### TASK TO CARRY OUT
Search the records for the string "data" and copy every line in which it appears.

### PROVIDED ENTRIES
--- START ---
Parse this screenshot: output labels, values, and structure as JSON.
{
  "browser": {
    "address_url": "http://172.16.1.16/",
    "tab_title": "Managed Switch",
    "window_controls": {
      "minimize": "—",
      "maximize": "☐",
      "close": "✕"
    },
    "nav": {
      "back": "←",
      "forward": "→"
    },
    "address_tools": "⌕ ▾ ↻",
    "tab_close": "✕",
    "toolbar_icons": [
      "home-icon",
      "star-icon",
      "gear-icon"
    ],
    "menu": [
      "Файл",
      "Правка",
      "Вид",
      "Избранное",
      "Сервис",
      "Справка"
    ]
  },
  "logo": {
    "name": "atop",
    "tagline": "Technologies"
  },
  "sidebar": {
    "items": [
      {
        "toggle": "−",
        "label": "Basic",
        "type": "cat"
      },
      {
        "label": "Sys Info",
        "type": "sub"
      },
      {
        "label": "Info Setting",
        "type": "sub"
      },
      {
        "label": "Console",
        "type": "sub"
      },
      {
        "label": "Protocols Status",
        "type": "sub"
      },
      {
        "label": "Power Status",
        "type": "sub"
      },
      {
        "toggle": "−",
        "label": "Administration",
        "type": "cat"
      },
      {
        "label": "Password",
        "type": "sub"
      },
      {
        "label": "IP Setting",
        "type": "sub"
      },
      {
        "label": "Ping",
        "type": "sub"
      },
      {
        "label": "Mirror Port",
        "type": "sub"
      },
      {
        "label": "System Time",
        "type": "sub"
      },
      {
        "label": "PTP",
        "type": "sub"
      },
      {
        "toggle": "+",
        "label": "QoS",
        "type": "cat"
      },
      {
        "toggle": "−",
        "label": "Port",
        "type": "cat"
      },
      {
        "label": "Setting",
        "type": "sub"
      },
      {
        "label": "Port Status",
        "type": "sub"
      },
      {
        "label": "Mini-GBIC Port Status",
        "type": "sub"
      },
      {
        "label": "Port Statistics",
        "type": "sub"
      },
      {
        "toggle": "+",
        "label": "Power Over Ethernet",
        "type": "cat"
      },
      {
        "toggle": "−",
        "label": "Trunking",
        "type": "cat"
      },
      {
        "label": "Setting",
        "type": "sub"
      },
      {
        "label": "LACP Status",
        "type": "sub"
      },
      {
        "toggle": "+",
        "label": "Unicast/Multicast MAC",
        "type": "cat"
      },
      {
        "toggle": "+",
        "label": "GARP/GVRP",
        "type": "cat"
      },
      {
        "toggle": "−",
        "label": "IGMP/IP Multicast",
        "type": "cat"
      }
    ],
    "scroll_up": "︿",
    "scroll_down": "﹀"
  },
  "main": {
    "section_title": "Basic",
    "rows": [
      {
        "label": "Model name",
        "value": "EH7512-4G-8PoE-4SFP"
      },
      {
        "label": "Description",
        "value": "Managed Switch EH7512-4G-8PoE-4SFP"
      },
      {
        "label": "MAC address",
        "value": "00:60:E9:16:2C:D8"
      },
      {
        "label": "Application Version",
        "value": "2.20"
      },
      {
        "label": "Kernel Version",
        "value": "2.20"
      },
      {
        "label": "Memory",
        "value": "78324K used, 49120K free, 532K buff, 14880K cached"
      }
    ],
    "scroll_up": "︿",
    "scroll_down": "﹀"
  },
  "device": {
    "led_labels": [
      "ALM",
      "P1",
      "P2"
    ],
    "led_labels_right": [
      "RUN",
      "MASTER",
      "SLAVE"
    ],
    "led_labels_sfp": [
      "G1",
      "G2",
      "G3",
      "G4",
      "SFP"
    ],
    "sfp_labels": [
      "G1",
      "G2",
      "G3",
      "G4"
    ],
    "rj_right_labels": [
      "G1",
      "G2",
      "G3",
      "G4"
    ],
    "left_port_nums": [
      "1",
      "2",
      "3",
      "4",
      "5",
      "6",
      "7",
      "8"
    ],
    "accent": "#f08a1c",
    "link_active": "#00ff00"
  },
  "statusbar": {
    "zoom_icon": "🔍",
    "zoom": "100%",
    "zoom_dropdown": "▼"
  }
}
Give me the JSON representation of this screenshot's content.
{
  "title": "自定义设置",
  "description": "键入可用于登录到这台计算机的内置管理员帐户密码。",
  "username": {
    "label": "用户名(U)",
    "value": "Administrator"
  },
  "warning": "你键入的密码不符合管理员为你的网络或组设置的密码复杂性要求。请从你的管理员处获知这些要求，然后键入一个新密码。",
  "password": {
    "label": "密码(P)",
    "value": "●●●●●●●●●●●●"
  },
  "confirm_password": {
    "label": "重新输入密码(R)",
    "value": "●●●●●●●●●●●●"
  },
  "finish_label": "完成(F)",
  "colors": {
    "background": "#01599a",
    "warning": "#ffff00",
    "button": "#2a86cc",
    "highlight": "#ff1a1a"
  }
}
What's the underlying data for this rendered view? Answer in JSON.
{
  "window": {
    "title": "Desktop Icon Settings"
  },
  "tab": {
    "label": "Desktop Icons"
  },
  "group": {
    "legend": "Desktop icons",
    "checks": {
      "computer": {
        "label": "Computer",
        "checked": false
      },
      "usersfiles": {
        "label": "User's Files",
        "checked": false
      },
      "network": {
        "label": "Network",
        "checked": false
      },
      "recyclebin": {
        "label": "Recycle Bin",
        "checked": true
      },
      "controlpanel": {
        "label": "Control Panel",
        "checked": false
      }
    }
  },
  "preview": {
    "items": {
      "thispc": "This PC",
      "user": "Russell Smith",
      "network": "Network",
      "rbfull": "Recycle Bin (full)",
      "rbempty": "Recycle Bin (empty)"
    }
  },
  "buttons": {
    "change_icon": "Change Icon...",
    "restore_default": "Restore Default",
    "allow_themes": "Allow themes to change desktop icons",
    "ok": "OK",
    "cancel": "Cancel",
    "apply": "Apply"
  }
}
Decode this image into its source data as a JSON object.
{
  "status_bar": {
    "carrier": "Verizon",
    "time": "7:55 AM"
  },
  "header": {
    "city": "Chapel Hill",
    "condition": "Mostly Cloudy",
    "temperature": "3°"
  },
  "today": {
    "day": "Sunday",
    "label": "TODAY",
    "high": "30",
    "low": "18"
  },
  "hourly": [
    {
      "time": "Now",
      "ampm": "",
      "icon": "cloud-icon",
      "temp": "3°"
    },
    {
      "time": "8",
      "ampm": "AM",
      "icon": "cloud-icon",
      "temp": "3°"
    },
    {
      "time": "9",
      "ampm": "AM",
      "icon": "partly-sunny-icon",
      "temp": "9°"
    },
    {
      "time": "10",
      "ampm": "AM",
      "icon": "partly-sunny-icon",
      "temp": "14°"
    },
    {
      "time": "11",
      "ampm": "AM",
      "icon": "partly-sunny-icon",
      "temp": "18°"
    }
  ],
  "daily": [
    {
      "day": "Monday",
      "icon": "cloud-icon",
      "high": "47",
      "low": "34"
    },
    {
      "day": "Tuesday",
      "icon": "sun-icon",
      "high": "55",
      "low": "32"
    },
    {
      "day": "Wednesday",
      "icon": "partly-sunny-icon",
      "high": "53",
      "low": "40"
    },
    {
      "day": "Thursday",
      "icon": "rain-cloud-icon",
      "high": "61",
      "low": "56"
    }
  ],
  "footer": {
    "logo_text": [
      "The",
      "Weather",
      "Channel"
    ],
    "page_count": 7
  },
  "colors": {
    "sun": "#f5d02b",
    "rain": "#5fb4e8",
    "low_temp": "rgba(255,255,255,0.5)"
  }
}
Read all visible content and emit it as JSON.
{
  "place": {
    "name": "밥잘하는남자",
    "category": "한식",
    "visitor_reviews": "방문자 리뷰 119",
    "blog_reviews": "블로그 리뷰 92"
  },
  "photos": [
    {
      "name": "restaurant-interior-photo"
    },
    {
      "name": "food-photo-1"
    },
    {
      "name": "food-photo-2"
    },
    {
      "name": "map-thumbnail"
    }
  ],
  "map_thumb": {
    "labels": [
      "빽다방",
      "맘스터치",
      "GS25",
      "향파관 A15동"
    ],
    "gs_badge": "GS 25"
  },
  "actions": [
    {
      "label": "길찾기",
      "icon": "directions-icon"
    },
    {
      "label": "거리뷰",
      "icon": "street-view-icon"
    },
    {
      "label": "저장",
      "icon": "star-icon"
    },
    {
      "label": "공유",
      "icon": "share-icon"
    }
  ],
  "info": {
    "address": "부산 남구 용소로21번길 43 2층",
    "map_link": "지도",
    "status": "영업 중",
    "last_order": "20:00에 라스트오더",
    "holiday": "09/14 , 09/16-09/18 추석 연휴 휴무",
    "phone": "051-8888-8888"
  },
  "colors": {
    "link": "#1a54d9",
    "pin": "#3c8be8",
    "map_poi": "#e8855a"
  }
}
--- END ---
### EXERCISE ANSWER
What's the underlying data for this rendered view? Answer in JSON.
Decode this image into its source data as a JSON object.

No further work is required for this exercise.